Records: Begin

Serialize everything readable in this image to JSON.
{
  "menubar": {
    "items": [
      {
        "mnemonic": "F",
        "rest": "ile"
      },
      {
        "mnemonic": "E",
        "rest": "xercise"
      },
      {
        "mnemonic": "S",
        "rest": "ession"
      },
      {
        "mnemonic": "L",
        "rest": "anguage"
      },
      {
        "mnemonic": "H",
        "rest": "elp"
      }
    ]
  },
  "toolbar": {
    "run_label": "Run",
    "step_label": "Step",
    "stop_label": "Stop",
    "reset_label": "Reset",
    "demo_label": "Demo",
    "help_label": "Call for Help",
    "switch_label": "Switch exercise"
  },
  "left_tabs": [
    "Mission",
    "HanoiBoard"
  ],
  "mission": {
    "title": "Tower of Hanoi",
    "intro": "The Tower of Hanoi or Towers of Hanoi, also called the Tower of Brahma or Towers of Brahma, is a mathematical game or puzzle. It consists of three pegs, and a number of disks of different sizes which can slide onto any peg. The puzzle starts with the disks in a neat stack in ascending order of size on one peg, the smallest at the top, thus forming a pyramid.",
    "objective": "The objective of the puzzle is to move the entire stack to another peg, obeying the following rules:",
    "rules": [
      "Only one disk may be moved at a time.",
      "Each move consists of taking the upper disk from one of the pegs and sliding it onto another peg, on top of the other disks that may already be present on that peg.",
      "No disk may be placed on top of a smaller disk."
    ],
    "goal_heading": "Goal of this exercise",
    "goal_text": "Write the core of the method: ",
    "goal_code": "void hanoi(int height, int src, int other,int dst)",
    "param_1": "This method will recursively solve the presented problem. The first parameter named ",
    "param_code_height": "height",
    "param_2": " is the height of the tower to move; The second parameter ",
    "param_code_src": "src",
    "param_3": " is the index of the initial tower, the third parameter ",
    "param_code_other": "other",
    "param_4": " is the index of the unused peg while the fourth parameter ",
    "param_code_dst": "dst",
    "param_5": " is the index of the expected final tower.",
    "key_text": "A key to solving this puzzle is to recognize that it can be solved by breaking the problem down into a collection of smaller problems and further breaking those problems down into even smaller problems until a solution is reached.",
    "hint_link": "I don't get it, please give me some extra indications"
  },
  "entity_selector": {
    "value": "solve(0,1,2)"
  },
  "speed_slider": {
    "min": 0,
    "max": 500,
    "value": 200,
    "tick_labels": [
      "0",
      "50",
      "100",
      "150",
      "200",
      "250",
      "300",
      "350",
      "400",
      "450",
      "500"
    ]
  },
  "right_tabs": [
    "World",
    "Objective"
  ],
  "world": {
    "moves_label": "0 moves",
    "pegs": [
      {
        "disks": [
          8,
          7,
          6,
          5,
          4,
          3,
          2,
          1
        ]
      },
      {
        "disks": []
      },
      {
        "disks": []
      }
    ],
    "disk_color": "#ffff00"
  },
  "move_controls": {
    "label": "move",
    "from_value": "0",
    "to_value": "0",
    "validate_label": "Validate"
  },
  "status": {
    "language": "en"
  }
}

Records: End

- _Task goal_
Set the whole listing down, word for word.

- _Response for this exercise_
Serialize everything readable in this image to JSON.
{
  "menubar": {
    "items": [
      {
        "mnemonic": "F",
        "rest": "ile"
      },
      {
        "mnemonic": "E",
        "rest": "xercise"
      },
      {
        "mnemonic": "S",
        "rest": "ession"
      },
      {
        "mnemonic": "L",
        "rest": "anguage"
      },
      {
        "mnemonic": "H",
        "rest": "elp"
      }
    ]
  },
  "toolbar": {
    "run_label": "Run",
    "step_label": "Step",
    "stop_label": "Stop",
    "reset_label": "Reset",
    "demo_label": "Demo",
    "help_label": "Call for Help",
    "switch_label": "Switch exercise"
  },
  "left_tabs": [
    "Mission",
    "HanoiBoard"
  ],
  "mission": {
    "title": "Tower of Hanoi",
    "intro": "The Tower of Hanoi or Towers of Hanoi, also called the Tower of Brahma or Towers of Brahma, is a mathematical game or puzzle. It consists of three pegs, and a number of disks of different sizes which can slide onto any peg. The puzzle starts with the disks in a neat stack in ascending order of size on one peg, the smallest at the top, thus forming a pyramid.",
    "objective": "The objective of the puzzle is to move the entire stack to another peg, obeying the following rules:",
    "rules": [
      "Only one disk may be moved at a time.",
      "Each move consists of taking the upper disk from one of the pegs and sliding it onto another peg, on top of the other disks that may already be present on that peg.",
      "No disk may be placed on top of a smaller disk."
    ],
    "goal_heading": "Goal of this exercise",
    "goal_text": "Write the core of the method: ",
    "goal_code": "void hanoi(int height, int src, int other,int dst)",
    "param_1": "This method will recursively solve the presented problem. The first parameter named ",
    "param_code_height": "height",
    "param_2": " is the height of the tower to move; The second parameter ",
    "param_code_src": "src",
    "param_3": " is the index of the initial tower, the third parameter ",
    "param_code_other": "other",
    "param_4": " is the index of the unused peg while the fourth parameter ",
    "param_code_dst": "dst",
    "param_5": " is the index of the expected final tower.",
    "key_text": "A key to solving this puzzle is to recognize that it can be solved by breaking the problem down into a collection of smaller problems and further breaking those problems down into even smaller problems until a solution is reached.",
    "hint_link": "I don't get it, please give me some extra indications"
  },
  "entity_selector": {
    "value": "solve(0,1,2)"
  },
  "speed_slider": {
    "min": 0,
    "max": 500,
    "value": 200,
    "tick_labels": [
      "0",
      "50",
      "100",
      "150",
      "200",
      "250",
      "300",
      "350",
      "400",
      "450",
      "500"
    ]
  },
  "right_tabs": [
    "World",
    "Objective"
  ],
  "world": {
    "moves_label": "0 moves",
    "pegs": [
      {
        "disks": [
          8,
          7,
          6,
          5,
          4,
          3,
          2,
          1
        ]
      },
      {
        "disks": []
      },
      {
        "disks": []
      }
    ],
    "disk_color": "#ffff00"
  },
  "move_controls": {
    "label": "move",
    "from_value": "0",
    "to_value": "0",
    "validate_label": "Validate"
  },
  "status": {
    "language": "en"
  }
}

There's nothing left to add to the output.